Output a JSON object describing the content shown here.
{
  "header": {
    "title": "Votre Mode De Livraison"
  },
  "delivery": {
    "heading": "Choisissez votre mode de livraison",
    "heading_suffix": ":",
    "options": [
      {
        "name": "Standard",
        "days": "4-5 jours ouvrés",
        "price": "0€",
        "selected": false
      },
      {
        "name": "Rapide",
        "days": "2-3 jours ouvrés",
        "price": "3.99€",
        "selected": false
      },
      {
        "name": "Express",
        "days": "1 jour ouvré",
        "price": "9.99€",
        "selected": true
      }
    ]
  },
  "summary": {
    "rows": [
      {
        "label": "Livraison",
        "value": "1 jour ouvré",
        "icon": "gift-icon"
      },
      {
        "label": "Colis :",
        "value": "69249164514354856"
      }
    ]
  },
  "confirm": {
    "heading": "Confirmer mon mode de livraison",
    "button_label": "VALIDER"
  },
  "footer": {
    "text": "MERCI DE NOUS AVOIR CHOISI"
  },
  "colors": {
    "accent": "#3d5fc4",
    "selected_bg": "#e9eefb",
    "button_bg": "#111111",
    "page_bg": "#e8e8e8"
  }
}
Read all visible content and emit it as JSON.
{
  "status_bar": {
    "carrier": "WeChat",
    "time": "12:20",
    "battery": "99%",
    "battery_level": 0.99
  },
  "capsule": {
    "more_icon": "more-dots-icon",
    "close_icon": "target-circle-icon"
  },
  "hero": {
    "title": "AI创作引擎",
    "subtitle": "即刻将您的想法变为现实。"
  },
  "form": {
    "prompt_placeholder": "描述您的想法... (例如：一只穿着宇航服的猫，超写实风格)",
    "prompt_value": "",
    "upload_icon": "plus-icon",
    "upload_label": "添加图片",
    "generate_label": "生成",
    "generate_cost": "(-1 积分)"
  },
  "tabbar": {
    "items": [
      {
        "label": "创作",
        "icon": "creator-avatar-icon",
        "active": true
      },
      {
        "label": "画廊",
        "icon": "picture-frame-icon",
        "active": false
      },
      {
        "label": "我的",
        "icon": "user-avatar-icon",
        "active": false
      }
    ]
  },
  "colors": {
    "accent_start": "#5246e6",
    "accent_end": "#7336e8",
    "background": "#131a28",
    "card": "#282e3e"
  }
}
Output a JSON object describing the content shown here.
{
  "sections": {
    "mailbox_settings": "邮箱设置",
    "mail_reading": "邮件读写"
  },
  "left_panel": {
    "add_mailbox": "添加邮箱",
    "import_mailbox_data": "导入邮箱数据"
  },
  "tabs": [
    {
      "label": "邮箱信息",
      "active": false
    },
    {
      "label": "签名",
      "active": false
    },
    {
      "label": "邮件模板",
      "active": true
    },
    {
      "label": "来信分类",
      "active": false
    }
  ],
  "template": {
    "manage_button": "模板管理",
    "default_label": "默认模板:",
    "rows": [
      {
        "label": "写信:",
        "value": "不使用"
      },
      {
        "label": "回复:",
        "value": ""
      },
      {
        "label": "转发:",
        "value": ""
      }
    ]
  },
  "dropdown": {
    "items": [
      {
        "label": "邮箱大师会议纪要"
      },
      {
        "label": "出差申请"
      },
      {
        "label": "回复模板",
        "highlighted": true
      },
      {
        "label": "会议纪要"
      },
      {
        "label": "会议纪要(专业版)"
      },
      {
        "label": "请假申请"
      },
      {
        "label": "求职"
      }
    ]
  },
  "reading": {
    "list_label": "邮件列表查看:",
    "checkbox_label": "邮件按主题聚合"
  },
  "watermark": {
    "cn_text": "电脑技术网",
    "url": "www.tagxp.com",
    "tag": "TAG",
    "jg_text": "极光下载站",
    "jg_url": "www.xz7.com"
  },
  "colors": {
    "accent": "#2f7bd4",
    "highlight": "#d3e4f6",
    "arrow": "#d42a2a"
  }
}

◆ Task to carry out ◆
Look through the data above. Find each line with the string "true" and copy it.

◆ Task response ◆
        "selected": true
        "active": true
      "active": true
        "highlighted": true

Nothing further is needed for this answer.